Despite being a PCR regular myself, one thing I know from experience is that when I’m juggling two or three experiments at a time and setting up primer optimization assays, my ability to perform basic mathematics is somewhat diminished. Optimizing multiplex assays for qPCR can also be a thankless task, and a lot of time-consuming trial and error is often required to get the assay up and running.
So I was really thankful to come across a fantastic new qPCR toolbox put together by the qPCR design lab from Biosearch. This site incorporates a number of convenient tools for helping researchers through their everyday PCR ‘oligo’ calculations, but what’s even handier is their guidance with multiplex qPCR experimental design (see section on Spectral Overlay).
These Toolbox features can do much of the pre-experimental work for you and are found all in a single place!
What is in the Oligo Toolbox:
The OligoSpec™ Calculator determines the specific physical properties of your primer or probe, including any 5’, 3’ or internal modifications that you may have, such as fluorophores, Black Hole Quencher® (BHQ®) dyes, biotin labels, or even modified bases. This could come in handy if you know the sequence, but not the molecular weight (MW), and want to convert your stocks from ‘grams’ into ‘moles’. Also, this tool provides the extinction coefficient of the oligo at 260 nm, which can be used to quantify the stock concentrations in conjunction with the Concentration Calculator.

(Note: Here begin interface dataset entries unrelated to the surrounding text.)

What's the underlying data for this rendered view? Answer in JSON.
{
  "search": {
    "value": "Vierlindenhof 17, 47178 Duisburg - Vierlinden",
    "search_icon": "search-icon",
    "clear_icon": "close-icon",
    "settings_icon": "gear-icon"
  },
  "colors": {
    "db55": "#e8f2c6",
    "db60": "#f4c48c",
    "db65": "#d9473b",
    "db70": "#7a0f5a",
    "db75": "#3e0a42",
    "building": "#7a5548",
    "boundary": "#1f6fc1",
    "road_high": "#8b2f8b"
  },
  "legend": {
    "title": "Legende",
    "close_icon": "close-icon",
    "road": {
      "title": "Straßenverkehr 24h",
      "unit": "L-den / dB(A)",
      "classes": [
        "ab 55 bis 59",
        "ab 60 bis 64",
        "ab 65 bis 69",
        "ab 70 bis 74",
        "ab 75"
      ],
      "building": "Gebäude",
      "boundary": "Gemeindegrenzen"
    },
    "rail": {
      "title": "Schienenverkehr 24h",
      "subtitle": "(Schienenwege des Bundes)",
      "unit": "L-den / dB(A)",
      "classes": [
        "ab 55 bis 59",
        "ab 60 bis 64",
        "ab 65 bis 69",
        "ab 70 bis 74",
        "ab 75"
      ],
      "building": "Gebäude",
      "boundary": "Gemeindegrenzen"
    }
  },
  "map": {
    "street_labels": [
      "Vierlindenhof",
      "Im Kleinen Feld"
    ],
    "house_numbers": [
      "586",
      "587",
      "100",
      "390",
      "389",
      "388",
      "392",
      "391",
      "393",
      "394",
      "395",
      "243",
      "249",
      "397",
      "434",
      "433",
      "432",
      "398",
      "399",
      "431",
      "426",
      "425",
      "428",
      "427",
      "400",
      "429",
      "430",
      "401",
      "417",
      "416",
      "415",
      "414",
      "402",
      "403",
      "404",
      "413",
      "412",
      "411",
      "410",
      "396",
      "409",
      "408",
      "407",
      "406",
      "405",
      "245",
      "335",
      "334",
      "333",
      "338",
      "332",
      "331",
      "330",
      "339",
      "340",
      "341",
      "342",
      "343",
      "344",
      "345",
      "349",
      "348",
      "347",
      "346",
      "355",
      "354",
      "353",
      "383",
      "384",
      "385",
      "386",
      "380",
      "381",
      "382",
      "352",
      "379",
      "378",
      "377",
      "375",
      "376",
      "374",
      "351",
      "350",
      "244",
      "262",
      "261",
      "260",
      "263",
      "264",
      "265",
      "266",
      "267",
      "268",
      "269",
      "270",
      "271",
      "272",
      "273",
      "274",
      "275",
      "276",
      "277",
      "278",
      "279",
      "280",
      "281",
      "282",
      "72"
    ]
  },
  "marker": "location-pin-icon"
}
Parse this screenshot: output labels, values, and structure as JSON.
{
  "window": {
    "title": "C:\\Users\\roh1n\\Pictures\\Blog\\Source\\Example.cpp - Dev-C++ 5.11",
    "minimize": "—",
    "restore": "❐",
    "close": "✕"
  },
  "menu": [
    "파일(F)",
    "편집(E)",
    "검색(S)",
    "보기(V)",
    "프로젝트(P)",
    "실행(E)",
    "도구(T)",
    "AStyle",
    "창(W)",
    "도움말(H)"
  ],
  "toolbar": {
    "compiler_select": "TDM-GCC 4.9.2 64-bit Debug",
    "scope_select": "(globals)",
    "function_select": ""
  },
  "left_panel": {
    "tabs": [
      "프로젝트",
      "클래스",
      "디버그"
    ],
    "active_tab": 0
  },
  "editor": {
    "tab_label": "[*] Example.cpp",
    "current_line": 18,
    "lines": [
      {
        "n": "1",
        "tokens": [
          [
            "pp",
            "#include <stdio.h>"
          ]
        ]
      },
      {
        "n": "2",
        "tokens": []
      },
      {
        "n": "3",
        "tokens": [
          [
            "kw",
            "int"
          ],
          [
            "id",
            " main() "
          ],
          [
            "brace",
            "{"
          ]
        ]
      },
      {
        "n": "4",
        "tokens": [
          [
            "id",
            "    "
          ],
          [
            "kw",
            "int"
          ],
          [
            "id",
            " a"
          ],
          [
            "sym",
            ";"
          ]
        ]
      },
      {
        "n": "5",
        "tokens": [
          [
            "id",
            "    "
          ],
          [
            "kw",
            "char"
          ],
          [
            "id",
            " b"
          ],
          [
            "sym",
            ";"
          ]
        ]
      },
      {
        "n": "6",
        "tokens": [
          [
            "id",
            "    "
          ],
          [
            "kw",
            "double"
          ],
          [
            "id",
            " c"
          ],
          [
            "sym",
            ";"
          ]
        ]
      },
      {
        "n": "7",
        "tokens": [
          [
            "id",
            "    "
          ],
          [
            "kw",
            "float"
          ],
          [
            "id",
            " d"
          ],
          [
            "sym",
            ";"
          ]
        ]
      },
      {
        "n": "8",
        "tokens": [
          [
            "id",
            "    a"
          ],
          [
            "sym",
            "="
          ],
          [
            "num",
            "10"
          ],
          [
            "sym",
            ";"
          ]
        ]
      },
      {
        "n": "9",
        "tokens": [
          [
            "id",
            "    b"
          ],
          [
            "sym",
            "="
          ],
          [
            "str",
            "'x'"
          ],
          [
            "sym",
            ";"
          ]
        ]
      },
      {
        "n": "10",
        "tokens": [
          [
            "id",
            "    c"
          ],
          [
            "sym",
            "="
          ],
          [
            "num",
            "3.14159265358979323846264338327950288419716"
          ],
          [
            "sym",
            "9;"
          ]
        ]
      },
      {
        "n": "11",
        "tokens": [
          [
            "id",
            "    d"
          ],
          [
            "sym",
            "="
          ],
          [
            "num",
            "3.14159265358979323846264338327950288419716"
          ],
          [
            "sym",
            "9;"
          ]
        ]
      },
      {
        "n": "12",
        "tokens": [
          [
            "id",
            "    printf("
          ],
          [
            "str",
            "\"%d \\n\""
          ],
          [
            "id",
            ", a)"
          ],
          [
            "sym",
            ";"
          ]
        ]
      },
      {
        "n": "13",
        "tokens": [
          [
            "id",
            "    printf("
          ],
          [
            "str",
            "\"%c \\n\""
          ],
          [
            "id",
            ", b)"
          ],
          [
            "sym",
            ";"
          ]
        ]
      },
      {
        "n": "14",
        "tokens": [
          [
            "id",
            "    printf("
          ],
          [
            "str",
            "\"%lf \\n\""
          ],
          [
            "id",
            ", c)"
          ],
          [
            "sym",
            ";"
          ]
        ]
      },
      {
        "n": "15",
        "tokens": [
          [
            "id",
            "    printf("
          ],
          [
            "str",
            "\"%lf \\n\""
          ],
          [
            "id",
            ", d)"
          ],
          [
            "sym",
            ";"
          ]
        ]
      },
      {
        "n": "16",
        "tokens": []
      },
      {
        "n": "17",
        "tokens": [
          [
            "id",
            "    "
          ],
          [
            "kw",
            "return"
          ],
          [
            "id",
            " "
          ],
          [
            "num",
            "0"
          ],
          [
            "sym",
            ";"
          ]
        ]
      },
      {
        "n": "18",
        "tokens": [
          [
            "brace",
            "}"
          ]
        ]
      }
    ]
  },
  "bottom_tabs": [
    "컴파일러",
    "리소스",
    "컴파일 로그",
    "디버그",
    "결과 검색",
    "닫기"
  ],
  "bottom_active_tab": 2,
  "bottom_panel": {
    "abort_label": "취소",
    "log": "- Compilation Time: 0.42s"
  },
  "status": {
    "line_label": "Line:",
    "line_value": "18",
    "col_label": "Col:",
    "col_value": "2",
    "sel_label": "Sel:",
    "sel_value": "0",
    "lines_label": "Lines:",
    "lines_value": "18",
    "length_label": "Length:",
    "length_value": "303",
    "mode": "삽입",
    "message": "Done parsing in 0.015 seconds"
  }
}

qPCR Reaction Estimator
The qPCR reaction estimator is a tool for calculating how long your little vial of primer or probe will actually last you…theoretically anyway, providing the estimated number of reactions you can expect to run with your stock. Of course, some extra volume will be lost here and there through pipetting, so make sure to take that into account.

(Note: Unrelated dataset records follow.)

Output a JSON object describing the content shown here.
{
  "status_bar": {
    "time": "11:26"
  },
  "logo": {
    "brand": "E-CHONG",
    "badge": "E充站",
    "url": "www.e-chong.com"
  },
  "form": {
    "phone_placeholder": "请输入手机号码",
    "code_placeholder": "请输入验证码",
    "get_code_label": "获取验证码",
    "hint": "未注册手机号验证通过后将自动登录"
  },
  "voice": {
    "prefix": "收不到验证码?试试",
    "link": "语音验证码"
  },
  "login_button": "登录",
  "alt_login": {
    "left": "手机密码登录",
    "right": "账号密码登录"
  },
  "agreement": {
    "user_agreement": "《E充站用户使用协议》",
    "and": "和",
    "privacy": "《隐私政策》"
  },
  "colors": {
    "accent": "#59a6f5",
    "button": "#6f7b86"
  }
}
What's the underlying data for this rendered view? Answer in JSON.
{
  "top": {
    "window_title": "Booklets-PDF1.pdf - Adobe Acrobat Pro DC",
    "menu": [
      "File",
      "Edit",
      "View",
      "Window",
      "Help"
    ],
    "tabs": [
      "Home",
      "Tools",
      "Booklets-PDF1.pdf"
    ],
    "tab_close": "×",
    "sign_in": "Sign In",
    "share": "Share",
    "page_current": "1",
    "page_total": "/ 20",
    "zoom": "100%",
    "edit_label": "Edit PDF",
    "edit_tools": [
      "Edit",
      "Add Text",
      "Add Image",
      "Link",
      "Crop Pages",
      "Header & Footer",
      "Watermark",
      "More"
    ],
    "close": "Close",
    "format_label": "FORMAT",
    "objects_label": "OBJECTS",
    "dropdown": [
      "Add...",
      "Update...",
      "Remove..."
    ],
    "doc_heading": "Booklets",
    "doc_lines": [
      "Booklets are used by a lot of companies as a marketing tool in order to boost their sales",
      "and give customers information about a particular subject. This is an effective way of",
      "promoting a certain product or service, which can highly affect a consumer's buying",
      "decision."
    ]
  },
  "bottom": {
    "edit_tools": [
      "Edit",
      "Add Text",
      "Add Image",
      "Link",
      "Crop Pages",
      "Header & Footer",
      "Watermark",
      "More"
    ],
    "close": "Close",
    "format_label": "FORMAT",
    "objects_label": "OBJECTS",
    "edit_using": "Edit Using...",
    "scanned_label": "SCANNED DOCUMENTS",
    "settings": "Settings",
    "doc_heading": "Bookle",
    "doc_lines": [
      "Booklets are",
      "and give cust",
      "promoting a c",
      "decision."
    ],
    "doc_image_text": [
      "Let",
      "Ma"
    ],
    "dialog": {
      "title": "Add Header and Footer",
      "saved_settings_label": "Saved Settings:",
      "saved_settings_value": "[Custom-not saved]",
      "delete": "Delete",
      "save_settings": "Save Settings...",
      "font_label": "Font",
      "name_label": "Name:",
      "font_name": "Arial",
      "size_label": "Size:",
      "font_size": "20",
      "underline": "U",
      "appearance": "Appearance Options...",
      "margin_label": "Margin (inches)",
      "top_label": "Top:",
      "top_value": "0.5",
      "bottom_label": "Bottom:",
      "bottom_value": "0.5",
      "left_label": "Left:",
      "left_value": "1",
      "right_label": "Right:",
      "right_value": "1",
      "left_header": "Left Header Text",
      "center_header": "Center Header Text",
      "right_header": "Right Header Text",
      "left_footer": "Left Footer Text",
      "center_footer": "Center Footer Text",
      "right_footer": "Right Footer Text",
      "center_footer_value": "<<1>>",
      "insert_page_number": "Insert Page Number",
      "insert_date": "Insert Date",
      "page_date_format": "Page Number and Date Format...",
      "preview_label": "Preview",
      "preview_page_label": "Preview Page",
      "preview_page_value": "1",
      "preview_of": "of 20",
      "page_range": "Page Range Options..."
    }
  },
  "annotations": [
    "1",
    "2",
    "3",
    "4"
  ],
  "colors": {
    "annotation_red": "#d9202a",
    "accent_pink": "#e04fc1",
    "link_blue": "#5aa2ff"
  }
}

Oligo Resuspension Calculator
This is a helpful little tool to calculate the exact volume of water or TE buffer to re-suspend your newly delivered oligos. Some oligo manufacturers will only provide the volume of diluent to add to the dry primers to make a stock concentration of 100 ?M. However, this can be limiting and if you need to prepare a different stock concentration, then this tool is for you. While you’re at it, you should also consider aliquotting your oligos into a series of aliquots at working concentrations for a single day’s use, since multiple freeze–thaw cycles promote oligo degradation.

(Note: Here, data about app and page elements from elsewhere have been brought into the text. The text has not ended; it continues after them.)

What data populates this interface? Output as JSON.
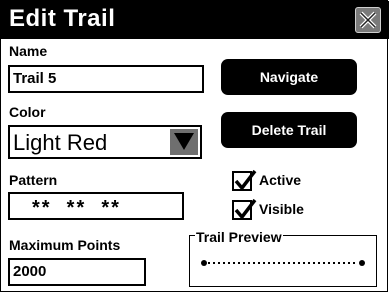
{
  "dialog": {
    "title": "Edit Trail",
    "close_icon": "close-x-icon"
  },
  "form": {
    "name_label": "Name",
    "name_value": "Trail 5",
    "color_label": "Color",
    "color_value": "Light Red",
    "pattern_label": "Pattern",
    "pattern_value": "**  **  **",
    "max_points_label": "Maximum Points",
    "max_points_value": "2000"
  },
  "buttons": {
    "navigate": "Navigate",
    "delete": "Delete Trail"
  },
  "options": {
    "active_label": "Active",
    "active_checked": true,
    "visible_label": "Visible",
    "visible_checked": true
  },
  "preview": {
    "title": "Trail Preview"
  }
}
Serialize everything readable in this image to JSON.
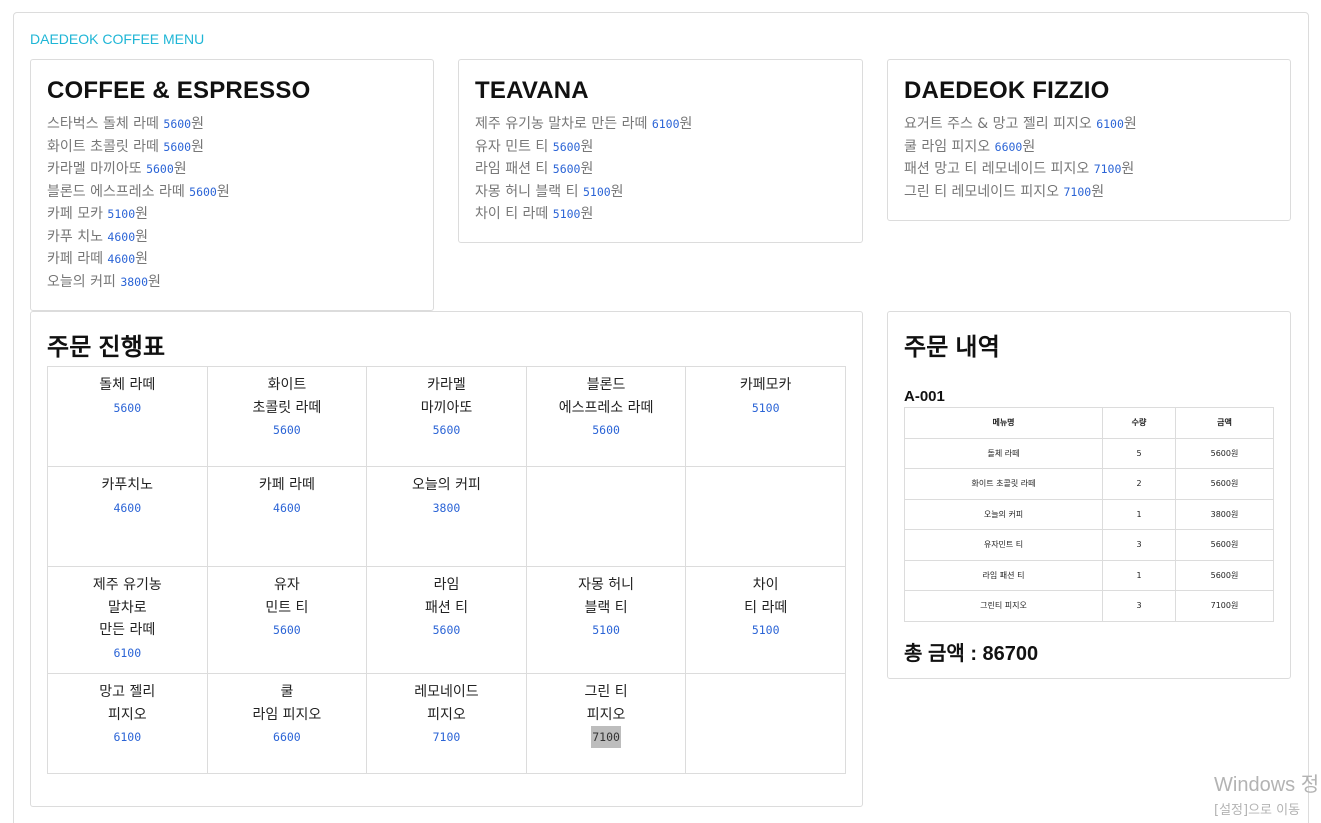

Oligo Dilution Calculator
Similar to the above tool, this is a foolproof calculator for those multi-tasking days when our math just isn’t up to scratch! Input the oligo’s stock concentration, the desired final concentration and volume, and ta-da, the volume of stock and required diluent is provided. One useful feature of the dilution calculator is the ability to convert to different units; no more worrying about counting decimal places switching from picomolar to micromolar.
Quantifying your stocks may be important for the following reasons; 1) you mislaid the product insert detailing the amount (nmoles) of dry oligo in the tube (fortunately it’s usually printed on the side of the tube), 2) you (or another lab member) did not write the re-suspended primer concentration on the side of the vial, or 3) you want to double-check primer concentrations if there is concern over the quality of your primers, and you suspect that the full amount of dry primer has not been recovered or the exact primer concentration is really critical to your experiment.
In any of these cases, the Concentration Calculator tool could come in handy. By inputting the Optical Density at 260 nm (measured in the lab with a spectrophotometer) and the Oligo Extinction Coefficient, calculated using the OligoSpec™ Calculator mentioned above, the stock concentration can be deciphered.
Spectral Overlay Tool for Multiplexed qPCR
The spectral overlay tool is a neat, and, as far as I know, a unique feature of the Biosearch qPCR toolbox. It is particularly useful for designing multiplex qPCR experiments, which require multiple probes labeled with specific fluorophores (dyes) for detection of multiple qPCR products. Fundamentally, the different fluorophores must not emit excitation at the same wavelength so that they remain distinguishable from each other.
This spectral overlay tool displays the absorption and emission spectra for each available fluorophore and quencher, allowing the user to identify any overlaps. The tool also accounts for the compatibility of the dyes with the qPCR system being used (covering most manufacturers), so you can find the optimal set of fluorophores and quenchers for your instrument.
While that should be plenty to whet your appetite, spend some time checking out some added-value features that qPCRdesign.com has to offer. On the site, you can find qPCR design software and an array of constantly updated resources, including a reference library and a selection of videos and links all related to qPCR. Plenty to keep you busy!